(Interface dataset entries)
▽

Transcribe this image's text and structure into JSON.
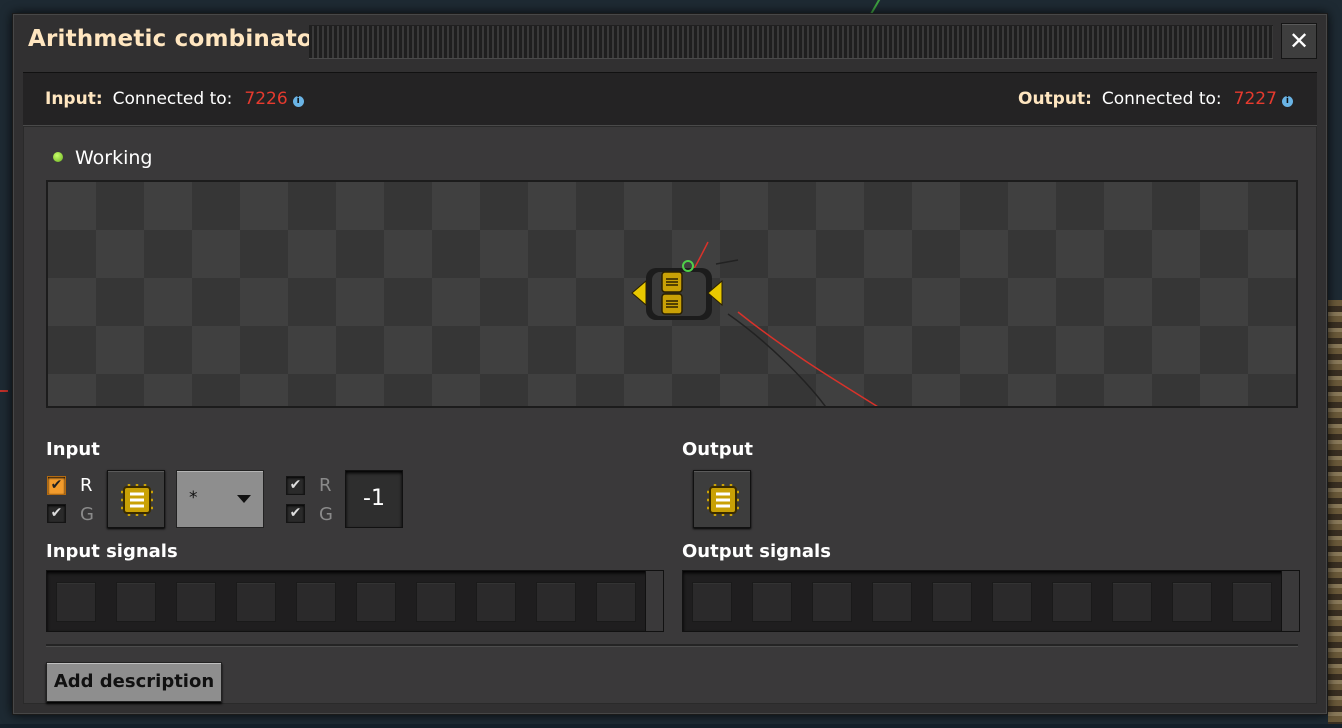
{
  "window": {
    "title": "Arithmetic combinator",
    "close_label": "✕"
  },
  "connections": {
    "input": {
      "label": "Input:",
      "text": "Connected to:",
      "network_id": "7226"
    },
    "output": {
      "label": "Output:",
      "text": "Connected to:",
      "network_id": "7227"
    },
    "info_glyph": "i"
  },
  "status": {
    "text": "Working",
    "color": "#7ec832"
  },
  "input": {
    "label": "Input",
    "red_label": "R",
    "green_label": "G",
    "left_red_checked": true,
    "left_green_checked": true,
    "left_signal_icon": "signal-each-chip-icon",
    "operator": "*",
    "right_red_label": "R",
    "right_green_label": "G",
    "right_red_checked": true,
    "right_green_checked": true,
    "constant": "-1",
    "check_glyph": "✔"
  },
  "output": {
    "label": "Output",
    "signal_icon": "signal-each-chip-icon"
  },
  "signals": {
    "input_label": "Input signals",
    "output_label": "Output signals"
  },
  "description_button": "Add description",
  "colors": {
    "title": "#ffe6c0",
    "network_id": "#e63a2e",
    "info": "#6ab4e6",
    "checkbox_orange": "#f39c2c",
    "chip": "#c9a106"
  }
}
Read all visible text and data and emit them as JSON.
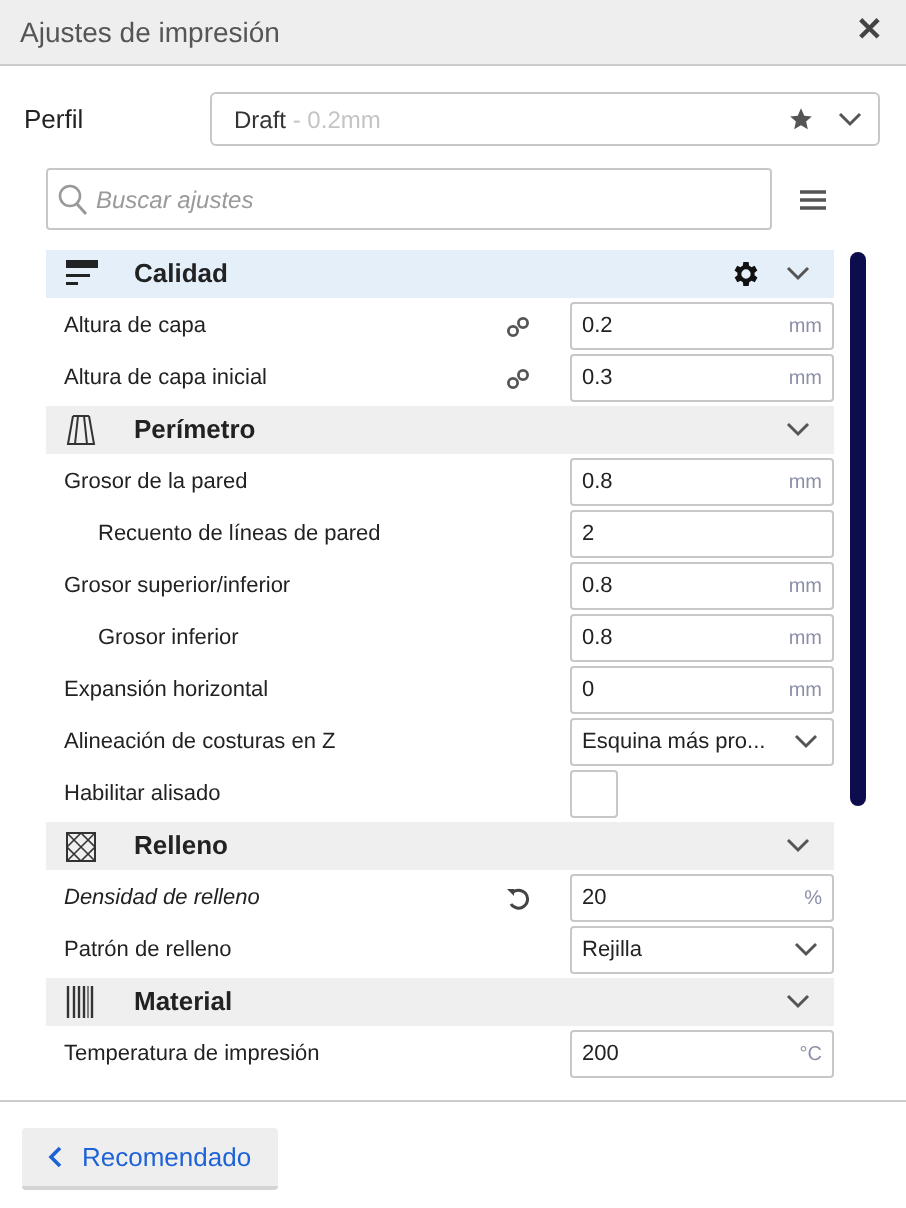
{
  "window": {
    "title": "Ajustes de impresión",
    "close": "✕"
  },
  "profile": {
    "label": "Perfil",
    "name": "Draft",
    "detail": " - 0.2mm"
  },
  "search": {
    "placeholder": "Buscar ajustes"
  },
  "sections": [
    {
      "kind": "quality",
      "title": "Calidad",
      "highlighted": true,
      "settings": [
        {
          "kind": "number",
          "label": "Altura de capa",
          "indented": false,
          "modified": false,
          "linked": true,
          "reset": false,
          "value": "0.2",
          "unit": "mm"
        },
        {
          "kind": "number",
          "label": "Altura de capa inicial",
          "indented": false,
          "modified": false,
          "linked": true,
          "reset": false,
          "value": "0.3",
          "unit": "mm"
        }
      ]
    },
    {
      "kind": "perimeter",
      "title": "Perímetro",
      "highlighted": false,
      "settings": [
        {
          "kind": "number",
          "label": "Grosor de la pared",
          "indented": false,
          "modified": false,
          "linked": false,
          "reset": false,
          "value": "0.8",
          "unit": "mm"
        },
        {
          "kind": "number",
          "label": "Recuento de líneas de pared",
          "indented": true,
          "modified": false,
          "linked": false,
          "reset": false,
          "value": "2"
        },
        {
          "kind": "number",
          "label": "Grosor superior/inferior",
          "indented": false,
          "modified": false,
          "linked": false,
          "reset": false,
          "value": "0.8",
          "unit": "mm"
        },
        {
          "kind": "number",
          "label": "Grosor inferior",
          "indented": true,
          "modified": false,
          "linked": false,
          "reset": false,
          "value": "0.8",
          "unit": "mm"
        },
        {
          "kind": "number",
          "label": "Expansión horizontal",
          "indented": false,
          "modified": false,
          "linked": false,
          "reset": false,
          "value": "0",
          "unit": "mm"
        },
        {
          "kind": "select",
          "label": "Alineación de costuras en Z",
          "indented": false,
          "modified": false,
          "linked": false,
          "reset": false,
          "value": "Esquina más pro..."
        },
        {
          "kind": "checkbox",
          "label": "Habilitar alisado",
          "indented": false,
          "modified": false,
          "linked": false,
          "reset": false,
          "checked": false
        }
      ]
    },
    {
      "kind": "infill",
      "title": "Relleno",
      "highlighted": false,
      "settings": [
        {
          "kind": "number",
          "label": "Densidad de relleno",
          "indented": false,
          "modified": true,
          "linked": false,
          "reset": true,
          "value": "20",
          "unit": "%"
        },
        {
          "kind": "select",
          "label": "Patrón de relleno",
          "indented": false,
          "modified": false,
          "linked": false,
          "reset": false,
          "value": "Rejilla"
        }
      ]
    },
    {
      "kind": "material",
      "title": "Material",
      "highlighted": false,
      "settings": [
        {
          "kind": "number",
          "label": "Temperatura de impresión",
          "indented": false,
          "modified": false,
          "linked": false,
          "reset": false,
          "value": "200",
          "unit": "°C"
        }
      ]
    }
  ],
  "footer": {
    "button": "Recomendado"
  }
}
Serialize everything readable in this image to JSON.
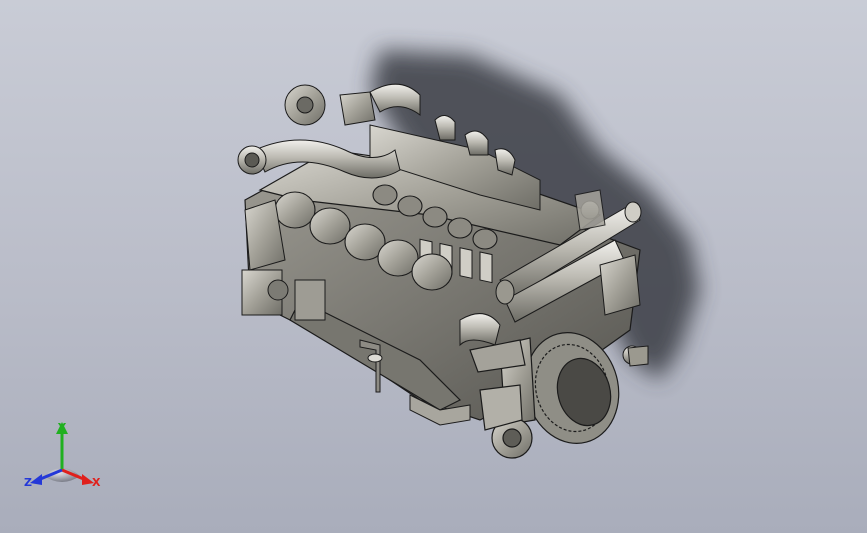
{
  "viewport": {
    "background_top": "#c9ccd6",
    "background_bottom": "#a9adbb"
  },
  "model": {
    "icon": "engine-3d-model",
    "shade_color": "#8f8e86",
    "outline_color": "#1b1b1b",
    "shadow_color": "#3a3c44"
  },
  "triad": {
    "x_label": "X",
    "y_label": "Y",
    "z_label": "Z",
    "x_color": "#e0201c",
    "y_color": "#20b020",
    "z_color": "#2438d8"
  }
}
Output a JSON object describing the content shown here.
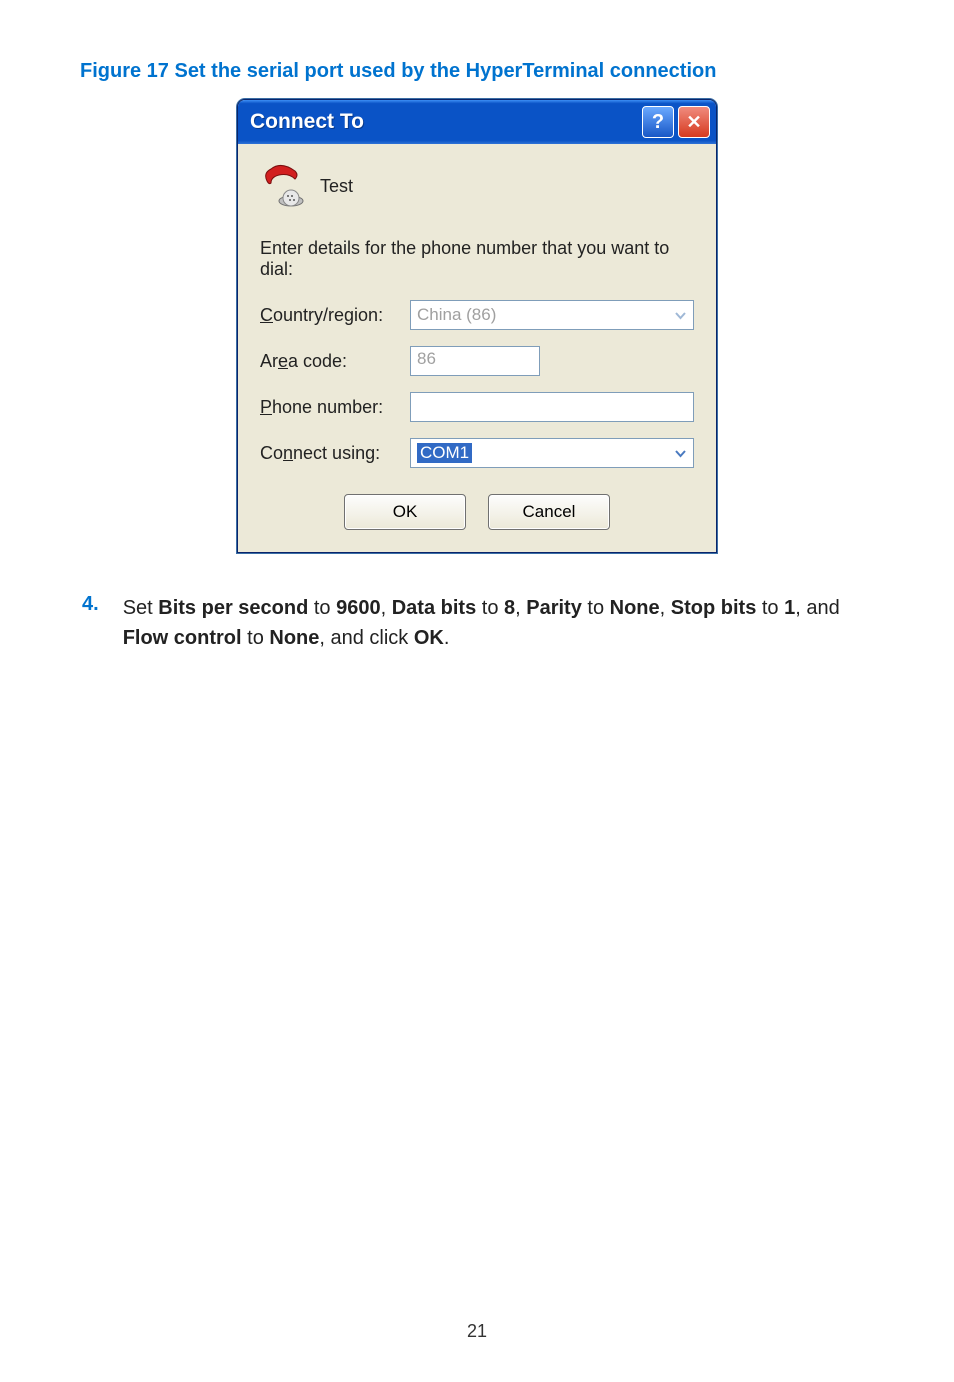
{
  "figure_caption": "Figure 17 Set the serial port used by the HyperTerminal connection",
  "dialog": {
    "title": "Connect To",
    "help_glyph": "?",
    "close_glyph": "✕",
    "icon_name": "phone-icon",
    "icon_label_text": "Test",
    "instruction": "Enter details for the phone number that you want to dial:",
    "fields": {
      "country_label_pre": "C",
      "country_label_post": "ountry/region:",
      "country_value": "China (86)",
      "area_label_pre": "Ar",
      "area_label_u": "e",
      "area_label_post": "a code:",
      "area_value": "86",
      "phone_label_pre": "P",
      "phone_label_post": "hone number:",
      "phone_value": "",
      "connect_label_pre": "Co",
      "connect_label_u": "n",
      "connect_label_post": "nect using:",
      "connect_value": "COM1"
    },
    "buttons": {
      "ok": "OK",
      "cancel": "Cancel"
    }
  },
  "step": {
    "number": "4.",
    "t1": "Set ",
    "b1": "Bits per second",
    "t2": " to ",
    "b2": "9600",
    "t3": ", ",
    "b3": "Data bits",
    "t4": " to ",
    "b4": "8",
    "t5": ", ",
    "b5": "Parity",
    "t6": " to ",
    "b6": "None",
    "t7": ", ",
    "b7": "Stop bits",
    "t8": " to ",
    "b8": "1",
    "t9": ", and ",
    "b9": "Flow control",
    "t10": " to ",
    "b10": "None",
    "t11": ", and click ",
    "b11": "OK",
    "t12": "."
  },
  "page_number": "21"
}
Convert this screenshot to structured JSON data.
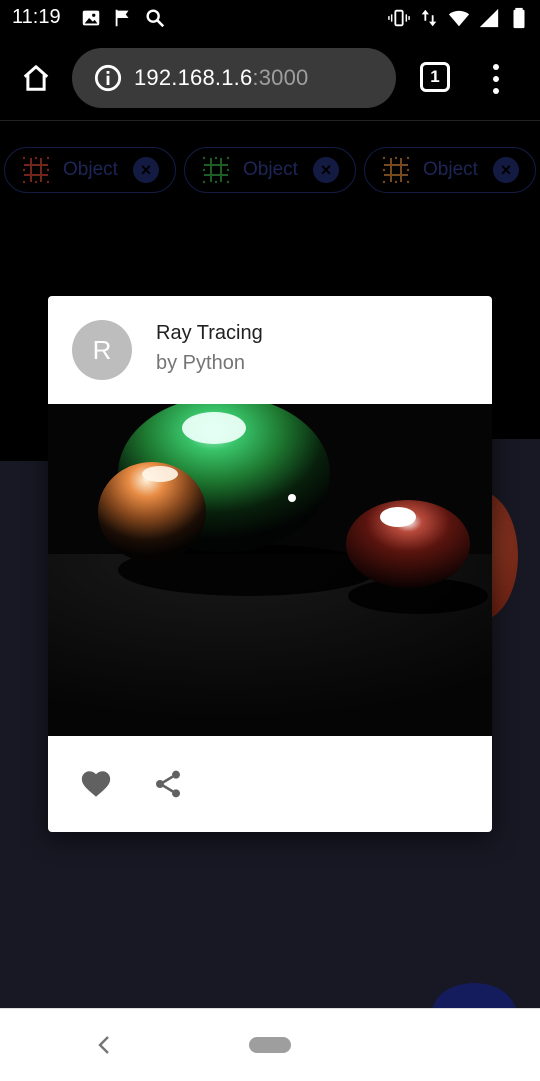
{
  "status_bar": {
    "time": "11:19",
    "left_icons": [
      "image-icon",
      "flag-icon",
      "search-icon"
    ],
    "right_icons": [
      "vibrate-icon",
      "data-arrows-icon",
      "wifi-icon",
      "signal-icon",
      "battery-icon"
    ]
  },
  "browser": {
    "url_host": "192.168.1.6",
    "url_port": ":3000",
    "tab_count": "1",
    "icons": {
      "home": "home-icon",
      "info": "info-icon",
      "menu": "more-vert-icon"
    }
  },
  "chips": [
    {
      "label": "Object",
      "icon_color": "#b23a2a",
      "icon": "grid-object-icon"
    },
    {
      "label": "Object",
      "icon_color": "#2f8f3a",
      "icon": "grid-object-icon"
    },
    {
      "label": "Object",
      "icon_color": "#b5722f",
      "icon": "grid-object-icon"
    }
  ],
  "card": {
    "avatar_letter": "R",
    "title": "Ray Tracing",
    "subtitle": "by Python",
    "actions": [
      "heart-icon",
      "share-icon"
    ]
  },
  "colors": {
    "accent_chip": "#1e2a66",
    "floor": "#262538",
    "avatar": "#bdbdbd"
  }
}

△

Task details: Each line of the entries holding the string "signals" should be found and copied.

Expected answer:
  "signals": {
    "input_label": "Input signals",
    "output_label": "Output signals"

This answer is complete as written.